Many health conditions can cause autonomic neuropathy. It may also be a side effect of treatments for other diseases, such as cancer. Some common causes of autonomic neuropathy include:

  • Abnormal protein buildup in organs (amyloidosis), which affects the organs and the nervous system.
  • Autoimmune diseases, in which your immune system attacks and damages parts of your body, including your nerves. Examples include Sjogren's syndrome, systemic lupus erythematosus, rheumatoid arthritis and celiac disease. Guillain-Barre syndrome is an autoimmune disease that happens rapidly and can affect autonomic nerves.
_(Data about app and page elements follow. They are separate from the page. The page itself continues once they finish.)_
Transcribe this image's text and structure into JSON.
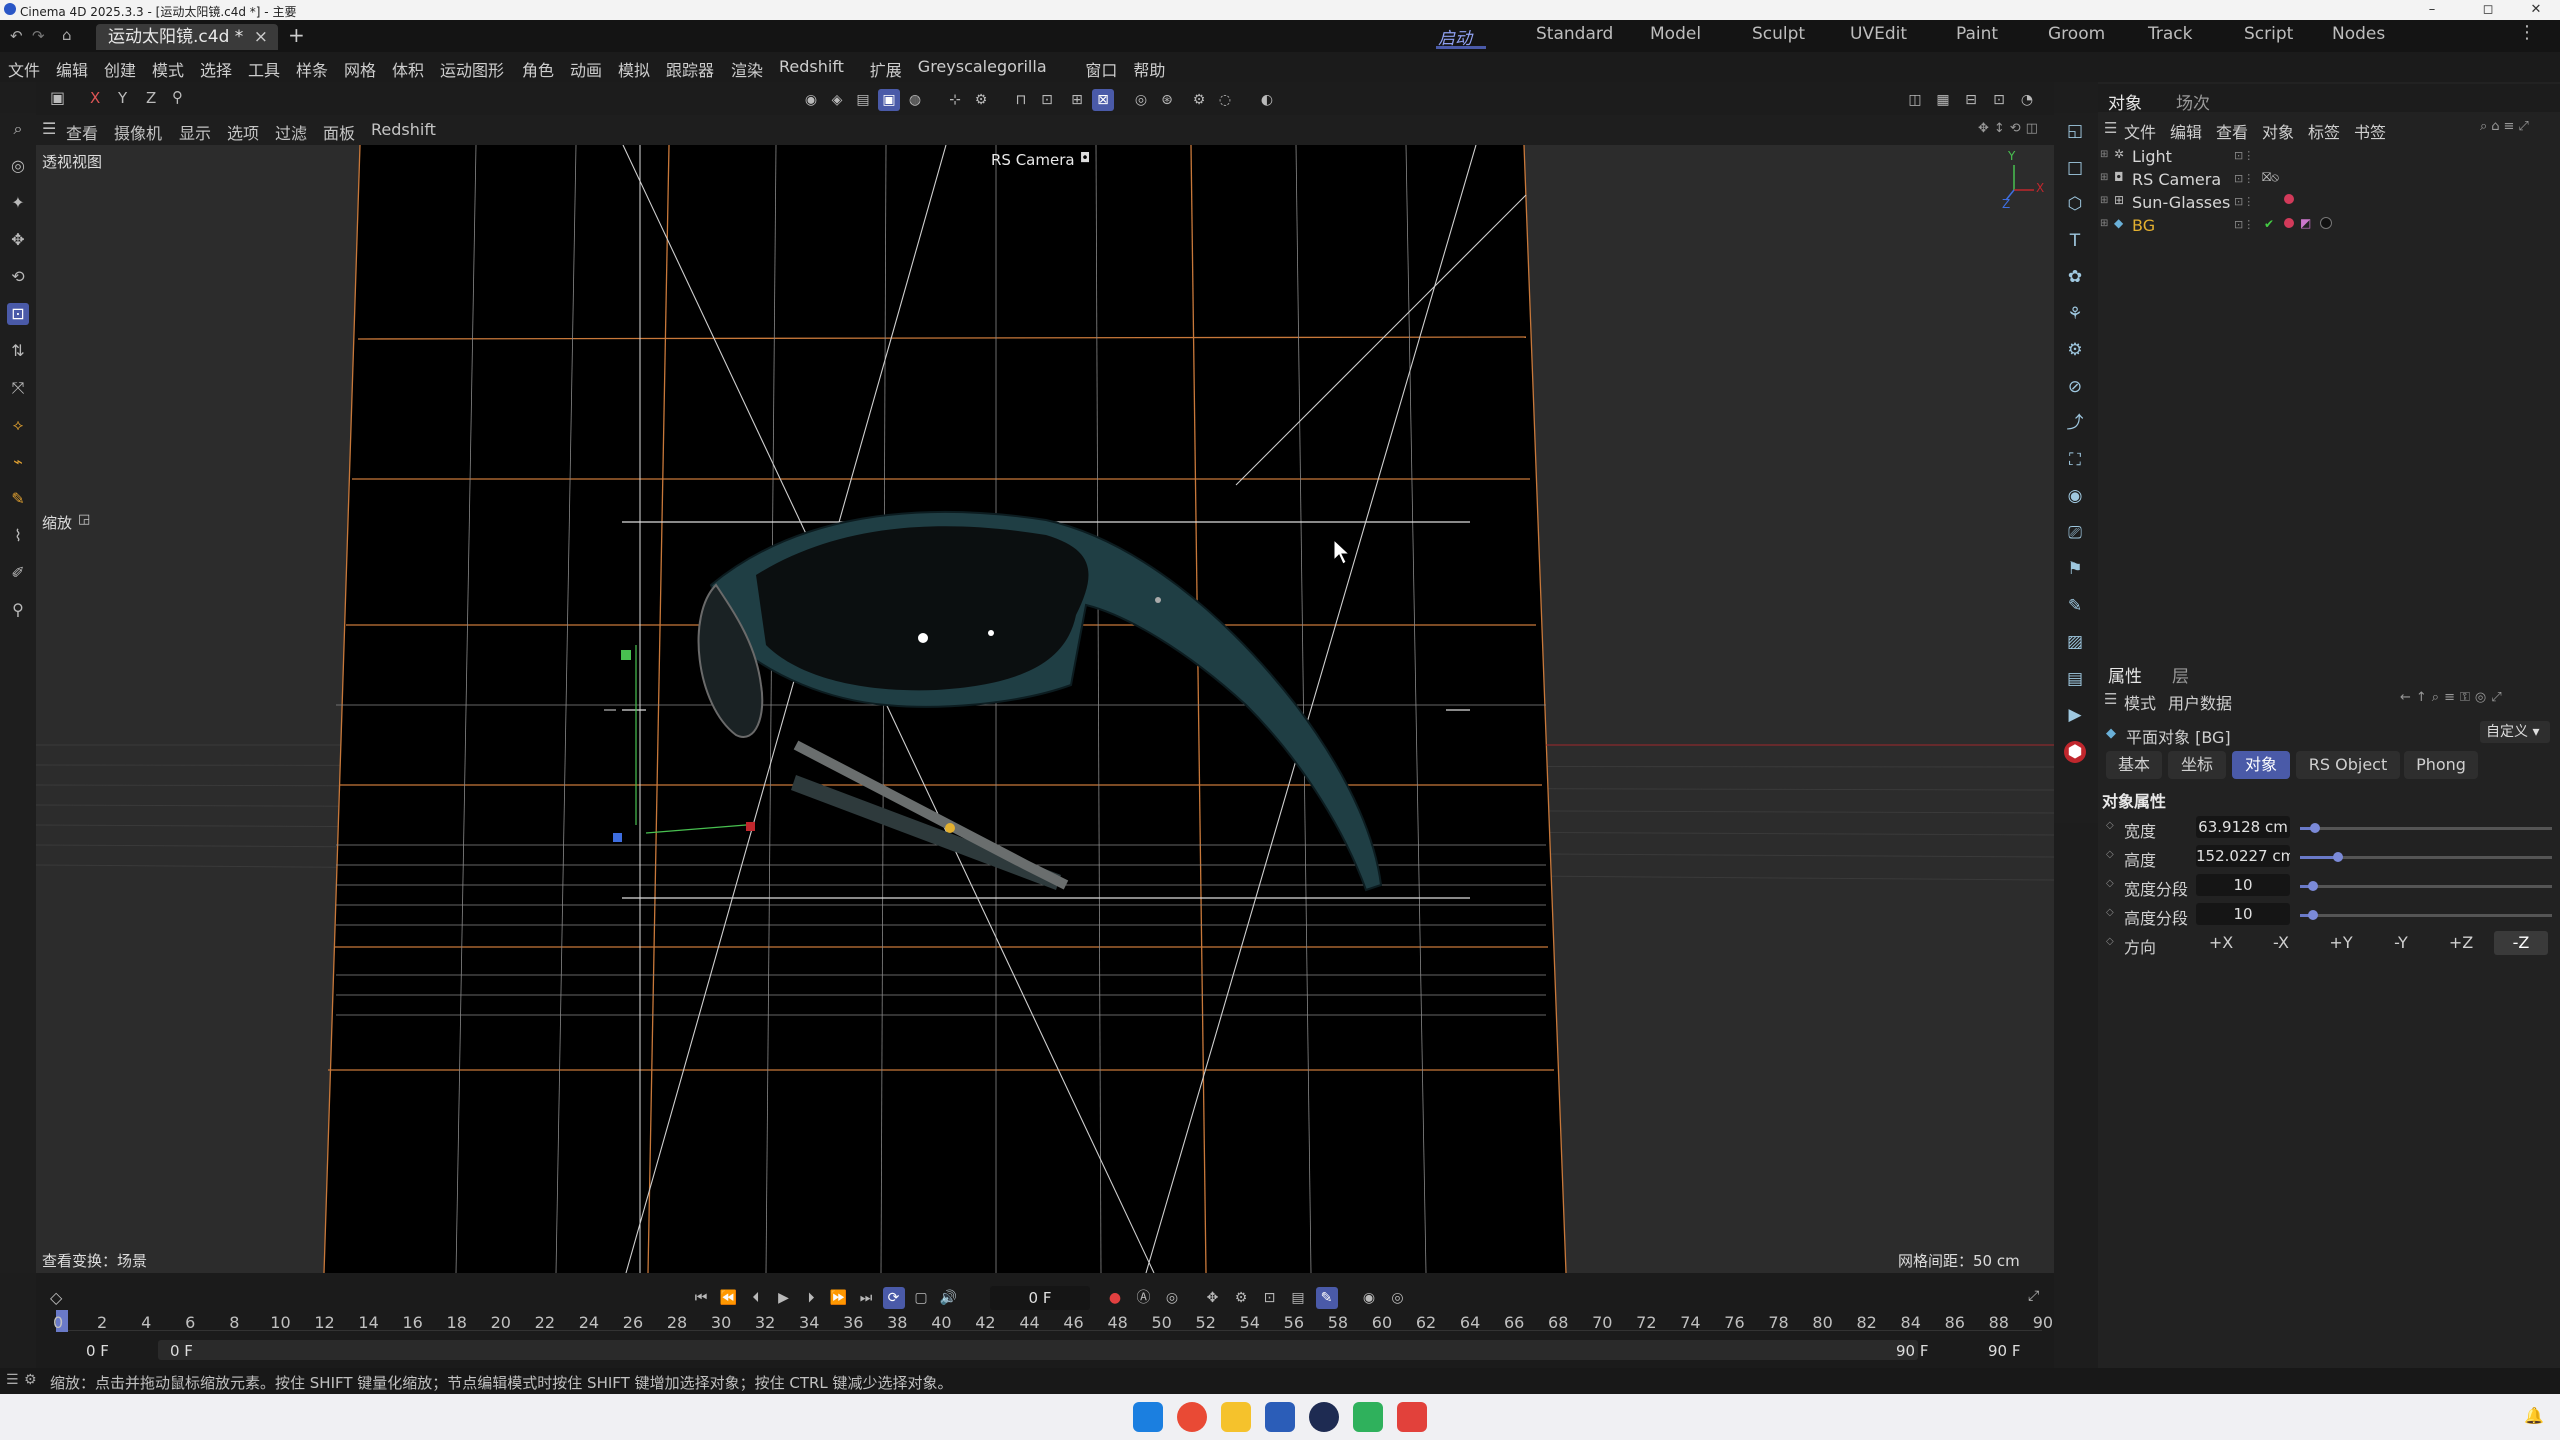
{
  "window": {
    "title": "Cinema 4D 2025.3.3 - [运动太阳镜.c4d *] - 主要",
    "minimize": "–",
    "maximize": "◻",
    "close": "✕"
  },
  "tabs": {
    "doc_tab": "运动太阳镜.c4d *",
    "close": "×",
    "add": "+"
  },
  "layouts": [
    "启动",
    "Standard",
    "Model",
    "Sculpt",
    "UVEdit",
    "Paint",
    "Groom",
    "Track",
    "Script",
    "Nodes"
  ],
  "menu": [
    "文件",
    "编辑",
    "创建",
    "模式",
    "选择",
    "工具",
    "样条",
    "网格",
    "体积",
    "运动图形",
    "角色",
    "动画",
    "模拟",
    "跟踪器",
    "渲染",
    "Redshift",
    "扩展",
    "Greyscalegorilla",
    "窗口",
    "帮助"
  ],
  "viewport_menu": [
    "查看",
    "摄像机",
    "显示",
    "选项",
    "过滤",
    "面板",
    "Redshift"
  ],
  "viewport": {
    "name": "透视视图",
    "camera_label": "RS Camera",
    "zoom_label": "缩放",
    "bottom_left": "查看变换：场景",
    "bottom_right": "网格间距：50 cm",
    "axis": {
      "y": "Y",
      "x": "X",
      "z": "Z"
    }
  },
  "object_panel": {
    "tabs": [
      "对象",
      "场次"
    ],
    "menu": [
      "文件",
      "编辑",
      "查看",
      "对象",
      "标签",
      "书签"
    ],
    "objects": [
      {
        "name": "Light"
      },
      {
        "name": "RS Camera"
      },
      {
        "name": "Sun-Glasses"
      },
      {
        "name": "BG"
      }
    ]
  },
  "attr_panel": {
    "tabs": [
      "属性",
      "层"
    ],
    "menu": [
      "模式",
      "用户数据"
    ],
    "object_title": "平面对象 [BG]",
    "preset": "自定义",
    "subtabs": [
      "基本",
      "坐标",
      "对象",
      "RS Object",
      "Phong"
    ],
    "section": "对象属性",
    "fields": [
      {
        "label": "宽度",
        "value": "63.9128 cm",
        "level": 0.06
      },
      {
        "label": "高度",
        "value": "152.0227 cm",
        "level": 0.15
      },
      {
        "label": "宽度分段",
        "value": "10",
        "level": 0.05
      },
      {
        "label": "高度分段",
        "value": "10",
        "level": 0.05
      }
    ],
    "direction_label": "方向",
    "directions": [
      "+X",
      "-X",
      "+Y",
      "-Y",
      "+Z",
      "-Z"
    ],
    "direction_selected": "-Z"
  },
  "timeline": {
    "current_frame": "0 F",
    "ticks": [
      "0",
      "2",
      "4",
      "6",
      "8",
      "10",
      "12",
      "14",
      "16",
      "18",
      "20",
      "22",
      "24",
      "26",
      "28",
      "30",
      "32",
      "34",
      "36",
      "38",
      "40",
      "42",
      "44",
      "46",
      "48",
      "50",
      "52",
      "54",
      "56",
      "58",
      "60",
      "62",
      "64",
      "66",
      "68",
      "70",
      "72",
      "74",
      "76",
      "78",
      "80",
      "82",
      "84",
      "86",
      "88",
      "90"
    ],
    "start": "0 F",
    "min": "0 F",
    "max": "90 F",
    "end": "90 F"
  },
  "status": "缩放：点击并拖动鼠标缩放元素。按住 SHIFT 键量化缩放；节点编辑模式时按住 SHIFT 键增加选择对象；按住 CTRL 键减少选择对象。",
  "colors": {
    "accent": "#4a5aa8",
    "grid_orange": "#c8783a",
    "bg_selected": "#e3b030",
    "axis_red": "#c0272d",
    "axis_green": "#48c050",
    "axis_blue": "#3e6ee0"
  }
}
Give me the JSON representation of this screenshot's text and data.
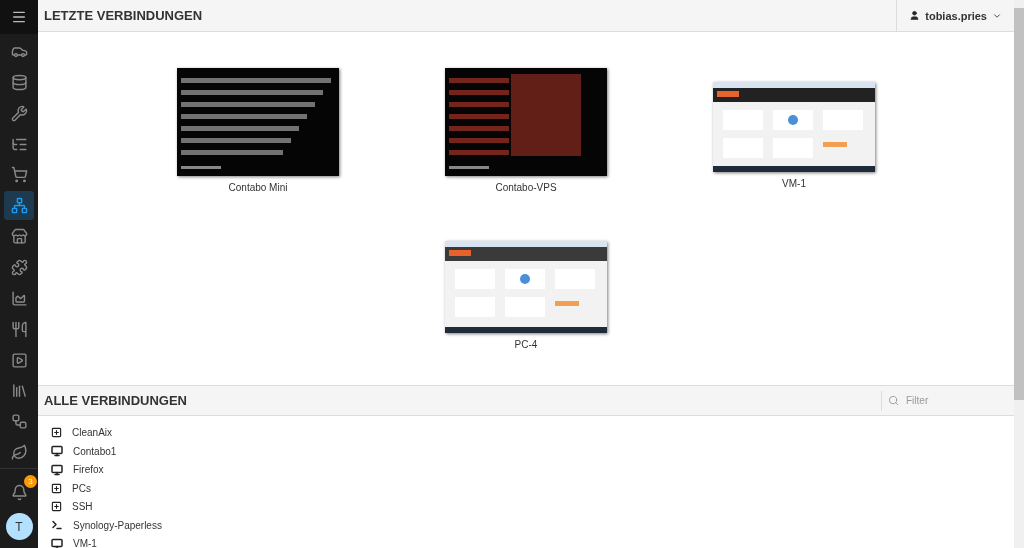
{
  "sidebar": {
    "items": [
      {
        "selected": false
      },
      {
        "selected": false
      },
      {
        "selected": false
      },
      {
        "selected": false
      },
      {
        "selected": false
      },
      {
        "selected": true
      },
      {
        "selected": false
      },
      {
        "selected": false
      },
      {
        "selected": false
      },
      {
        "selected": false
      },
      {
        "selected": false
      },
      {
        "selected": false
      },
      {
        "selected": false
      },
      {
        "selected": false
      }
    ],
    "notifications": "3",
    "avatar": "T"
  },
  "recent": {
    "title": "LETZTE VERBINDUNGEN",
    "user": "tobias.pries",
    "connections": [
      {
        "name": "Contabo Mini",
        "kind": "picture"
      },
      {
        "name": "Contabo-VPS",
        "kind": "picture"
      },
      {
        "name": "VM-1",
        "kind": "picture"
      },
      {
        "name": "PC-4",
        "kind": "picture"
      }
    ]
  },
  "all": {
    "title": "ALLE VERBINDUNGEN",
    "filter": {
      "placeholder": "Filter"
    },
    "items": [
      {
        "name": "CleanAix",
        "kind": "group"
      },
      {
        "name": "Contabo1",
        "kind": "desktop"
      },
      {
        "name": "Firefox",
        "kind": "desktop"
      },
      {
        "name": "PCs",
        "kind": "group"
      },
      {
        "name": "SSH",
        "kind": "group"
      },
      {
        "name": "Synology-Paperless",
        "kind": "ssh"
      },
      {
        "name": "VM-1",
        "kind": "desktop"
      }
    ]
  }
}
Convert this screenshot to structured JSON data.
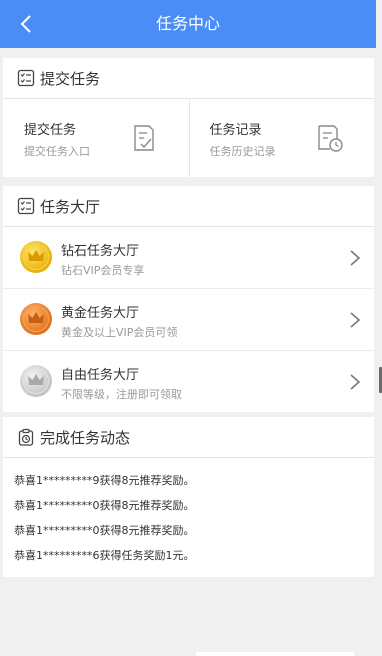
{
  "header": {
    "title": "任务中心",
    "back_icon": "chevron-left-icon"
  },
  "submit_section": {
    "title": "提交任务",
    "icon": "checklist-icon",
    "cells": [
      {
        "label": "提交任务",
        "sub": "提交任务入口",
        "icon": "edit-document-icon"
      },
      {
        "label": "任务记录",
        "sub": "任务历史记录",
        "icon": "history-document-icon"
      }
    ]
  },
  "hall_section": {
    "title": "任务大厅",
    "icon": "checklist-icon",
    "items": [
      {
        "label": "钻石任务大厅",
        "sub": "钻石VIP会员专享",
        "medal": "gold-crown-medal",
        "color": "#f5c518"
      },
      {
        "label": "黄金任务大厅",
        "sub": "黄金及以上VIP会员可领",
        "medal": "orange-crown-medal",
        "color": "#f08a2c"
      },
      {
        "label": "自由任务大厅",
        "sub": "不限等级，注册即可领取",
        "medal": "silver-crown-medal",
        "color": "#cfcfcf"
      }
    ]
  },
  "feed_section": {
    "title": "完成任务动态",
    "icon": "clipboard-clock-icon",
    "items": [
      "恭喜1*********9获得8元推荐奖励。",
      "恭喜1*********0获得8元推荐奖励。",
      "恭喜1*********0获得8元推荐奖励。",
      "恭喜1*********6获得任务奖励1元。"
    ]
  },
  "colors": {
    "header_bg": "#4a8df6",
    "page_bg": "#f0f0f0"
  }
}
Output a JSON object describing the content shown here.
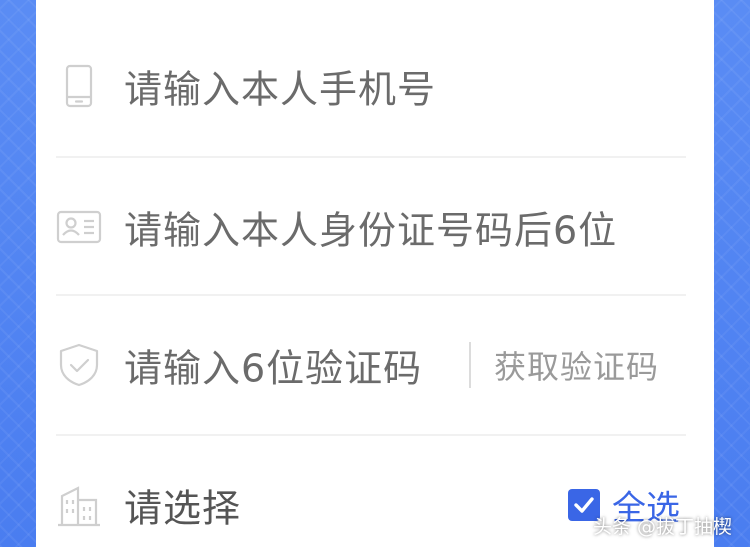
{
  "colors": {
    "background": "#4a7df0",
    "card": "#ffffff",
    "placeholder": "#6b6b6b",
    "accent": "#3a66e6",
    "muted": "#9a9a9a"
  },
  "form": {
    "phone": {
      "icon": "phone-icon",
      "placeholder": "请输入本人手机号"
    },
    "id_card": {
      "icon": "id-card-icon",
      "placeholder": "请输入本人身份证号码后6位"
    },
    "verification": {
      "icon": "shield-check-icon",
      "placeholder": "请输入6位验证码",
      "get_code_label": "获取验证码"
    },
    "department": {
      "icon": "building-icon",
      "label": "请选择",
      "select_all_label": "全选",
      "select_all_checked": true
    }
  },
  "watermark": {
    "text": "头条 @拔丁抽楔"
  }
}
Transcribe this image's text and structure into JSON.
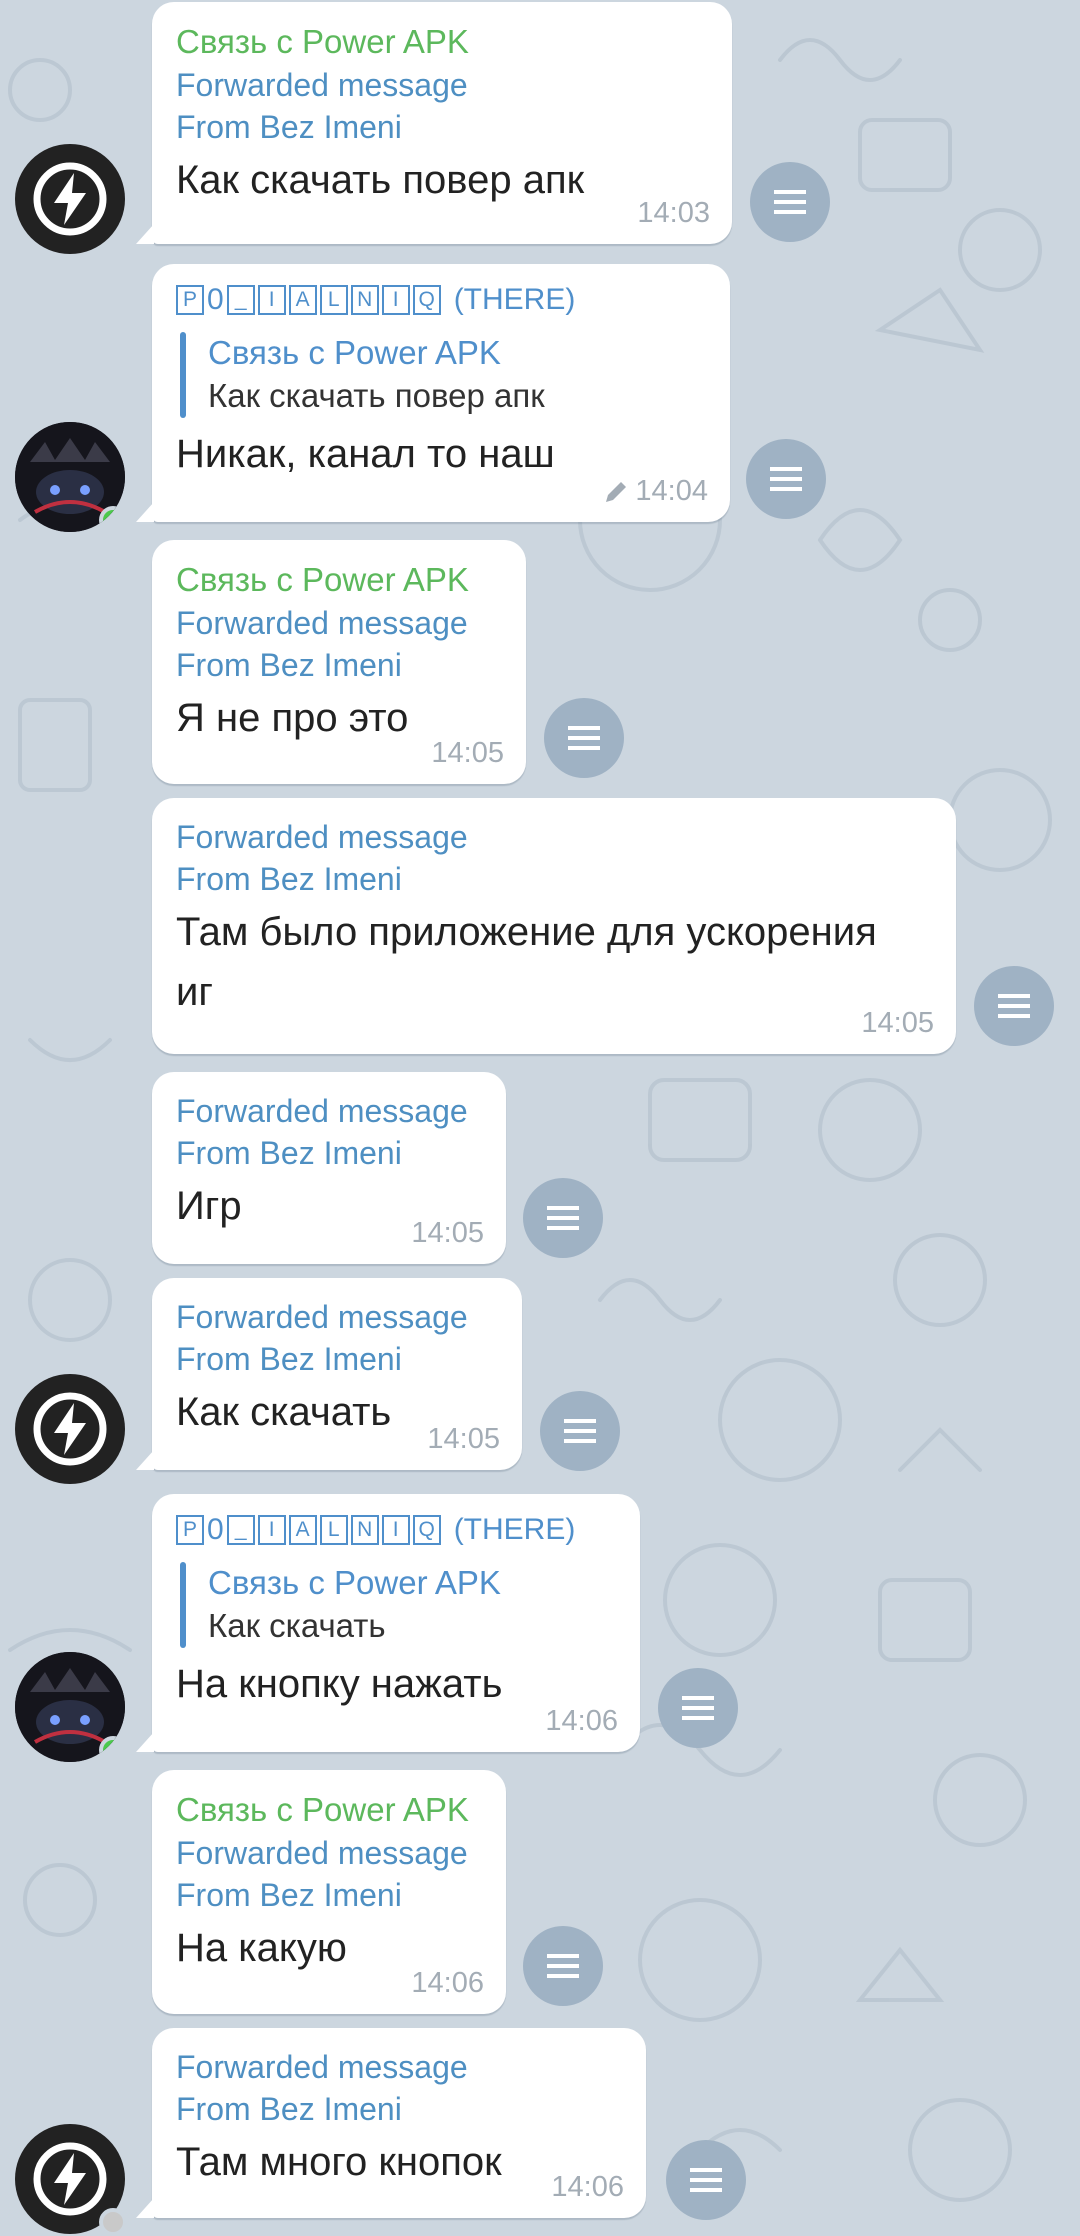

    Autonomic neuropathy may also be caused by an abnormal attack by the immune system that occurs as a result of some cancers (paraneoplastic syndrome).

  • Diabetes, which is the most common cause of autonomic neuropathy, can gradually cause nerve damage throughout the body.
  • Injury to nerves caused by surgery or radiation to the neck.
  • Treatment with certain medications, including some drugs used in cancer chemotherapy.
  • Other chronic illnesses, such as Parkinson's disease, multiple sclerosis and some types of dementia.
  • Certain infectious diseases. Some viruses and bacteria, such as botulism, Lyme disease and HIV, can cause autonomic neuropathy.
  • Inherited disorders. Certain hereditary disorders can cause autonomic neuropathy.
June 06, 2015